PROBLEM.
Restate the data exactly, with nothing altered.

--- START ---

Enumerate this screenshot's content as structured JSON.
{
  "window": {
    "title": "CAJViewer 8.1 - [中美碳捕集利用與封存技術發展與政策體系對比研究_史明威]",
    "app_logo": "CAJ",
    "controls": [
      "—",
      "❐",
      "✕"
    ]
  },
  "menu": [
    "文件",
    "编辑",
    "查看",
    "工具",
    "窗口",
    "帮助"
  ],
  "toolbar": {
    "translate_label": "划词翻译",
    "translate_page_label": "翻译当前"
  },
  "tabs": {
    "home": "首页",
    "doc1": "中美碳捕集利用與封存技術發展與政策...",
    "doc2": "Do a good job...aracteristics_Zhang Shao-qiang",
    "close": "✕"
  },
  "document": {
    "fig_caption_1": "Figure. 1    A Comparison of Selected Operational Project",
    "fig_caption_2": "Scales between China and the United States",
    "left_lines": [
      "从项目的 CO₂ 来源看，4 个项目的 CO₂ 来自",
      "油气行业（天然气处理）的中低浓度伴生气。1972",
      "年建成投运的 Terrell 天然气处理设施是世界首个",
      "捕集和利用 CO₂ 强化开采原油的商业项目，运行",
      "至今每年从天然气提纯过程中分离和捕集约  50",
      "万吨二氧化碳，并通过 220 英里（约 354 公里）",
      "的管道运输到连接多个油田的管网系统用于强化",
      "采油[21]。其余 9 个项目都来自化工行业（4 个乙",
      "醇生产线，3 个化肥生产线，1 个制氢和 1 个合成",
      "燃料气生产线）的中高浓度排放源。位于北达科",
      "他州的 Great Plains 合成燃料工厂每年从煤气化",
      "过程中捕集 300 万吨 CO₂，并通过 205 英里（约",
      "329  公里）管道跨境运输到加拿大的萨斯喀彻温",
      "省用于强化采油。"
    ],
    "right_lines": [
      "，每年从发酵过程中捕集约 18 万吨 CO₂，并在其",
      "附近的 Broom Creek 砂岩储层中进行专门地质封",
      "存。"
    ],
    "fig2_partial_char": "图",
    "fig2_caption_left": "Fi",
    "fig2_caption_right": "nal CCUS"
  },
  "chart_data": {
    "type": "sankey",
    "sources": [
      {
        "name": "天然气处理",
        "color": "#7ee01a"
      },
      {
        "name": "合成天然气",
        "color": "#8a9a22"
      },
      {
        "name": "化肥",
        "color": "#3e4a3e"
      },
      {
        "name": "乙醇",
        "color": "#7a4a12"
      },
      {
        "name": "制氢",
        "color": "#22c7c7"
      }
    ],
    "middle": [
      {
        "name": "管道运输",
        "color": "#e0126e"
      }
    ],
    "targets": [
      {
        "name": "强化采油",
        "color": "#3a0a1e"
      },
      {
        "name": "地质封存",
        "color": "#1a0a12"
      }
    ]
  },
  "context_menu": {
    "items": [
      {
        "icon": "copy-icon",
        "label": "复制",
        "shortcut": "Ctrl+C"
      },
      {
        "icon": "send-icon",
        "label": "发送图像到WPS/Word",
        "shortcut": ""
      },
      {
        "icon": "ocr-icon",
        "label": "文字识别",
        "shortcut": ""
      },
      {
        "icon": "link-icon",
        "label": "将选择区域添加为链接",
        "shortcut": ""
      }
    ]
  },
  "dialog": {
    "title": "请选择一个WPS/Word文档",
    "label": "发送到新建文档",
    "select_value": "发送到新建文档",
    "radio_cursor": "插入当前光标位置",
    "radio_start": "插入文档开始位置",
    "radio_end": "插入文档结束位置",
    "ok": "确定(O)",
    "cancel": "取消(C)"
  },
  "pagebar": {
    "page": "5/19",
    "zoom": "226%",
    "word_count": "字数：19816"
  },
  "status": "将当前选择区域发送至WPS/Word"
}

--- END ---

RESPONSE TO THIS TASK.
Enumerate this screenshot's content as structured JSON.
{
  "window": {
    "title": "CAJViewer 8.1 - [中美碳捕集利用與封存技術發展與政策體系對比研究_史明威]",
    "app_logo": "CAJ",
    "controls": [
      "—",
      "❐",
      "✕"
    ]
  },
  "menu": [
    "文件",
    "编辑",
    "查看",
    "工具",
    "窗口",
    "帮助"
  ],
  "toolbar": {
    "translate_label": "划词翻译",
    "translate_page_label": "翻译当前"
  },
  "tabs": {
    "home": "首页",
    "doc1": "中美碳捕集利用與封存技術發展與政策...",
    "doc2": "Do a good job...aracteristics_Zhang Shao-qiang",
    "close": "✕"
  },
  "document": {
    "fig_caption_1": "Figure. 1    A Comparison of Selected Operational Project",
    "fig_caption_2": "Scales between China and the United States",
    "left_lines": [
      "从项目的 CO₂ 来源看，4 个项目的 CO₂ 来自",
      "油气行业（天然气处理）的中低浓度伴生气。1972",
      "年建成投运的 Terrell 天然气处理设施是世界首个",
      "捕集和利用 CO₂ 强化开采原油的商业项目，运行",
      "至今每年从天然气提纯过程中分离和捕集约  50",
      "万吨二氧化碳，并通过 220 英里（约 354 公里）",
      "的管道运输到连接多个油田的管网系统用于强化",
      "采油[21]。其余 9 个项目都来自化工行业（4 个乙",
      "醇生产线，3 个化肥生产线，1 个制氢和 1 个合成",
      "燃料气生产线）的中高浓度排放源。位于北达科",
      "他州的 Great Plains 合成燃料工厂每年从煤气化",
      "过程中捕集 300 万吨 CO₂，并通过 205 英里（约",
      "329  公里）管道跨境运输到加拿大的萨斯喀彻温",
      "省用于强化采油。"
    ],
    "right_lines": [
      "，每年从发酵过程中捕集约 18 万吨 CO₂，并在其",
      "附近的 Broom Creek 砂岩储层中进行专门地质封",
      "存。"
    ],
    "fig2_partial_char": "图",
    "fig2_caption_left": "Fi",
    "fig2_caption_right": "nal CCUS"
  },
  "chart_data": {
    "type": "sankey",
    "sources": [
      {
        "name": "天然气处理",
        "color": "#7ee01a"
      },
      {
        "name": "合成天然气",
        "color": "#8a9a22"
      },
      {
        "name": "化肥",
        "color": "#3e4a3e"
      },
      {
        "name": "乙醇",
        "color": "#7a4a12"
      },
      {
        "name": "制氢",
        "color": "#22c7c7"
      }
    ],
    "middle": [
      {
        "name": "管道运输",
        "color": "#e0126e"
      }
    ],
    "targets": [
      {
        "name": "强化采油",
        "color": "#3a0a1e"
      },
      {
        "name": "地质封存",
        "color": "#1a0a12"
      }
    ]
  },
  "context_menu": {
    "items": [
      {
        "icon": "copy-icon",
        "label": "复制",
        "shortcut": "Ctrl+C"
      },
      {
        "icon": "send-icon",
        "label": "发送图像到WPS/Word",
        "shortcut": ""
      },
      {
        "icon": "ocr-icon",
        "label": "文字识别",
        "shortcut": ""
      },
      {
        "icon": "link-icon",
        "label": "将选择区域添加为链接",
        "shortcut": ""
      }
    ]
  },
  "dialog": {
    "title": "请选择一个WPS/Word文档",
    "label": "发送到新建文档",
    "select_value": "发送到新建文档",
    "radio_cursor": "插入当前光标位置",
    "radio_start": "插入文档开始位置",
    "radio_end": "插入文档结束位置",
    "ok": "确定(O)",
    "cancel": "取消(C)"
  },
  "pagebar": {
    "page": "5/19",
    "zoom": "226%",
    "word_count": "字数：19816"
  },
  "status": "将当前选择区域发送至WPS/Word"
}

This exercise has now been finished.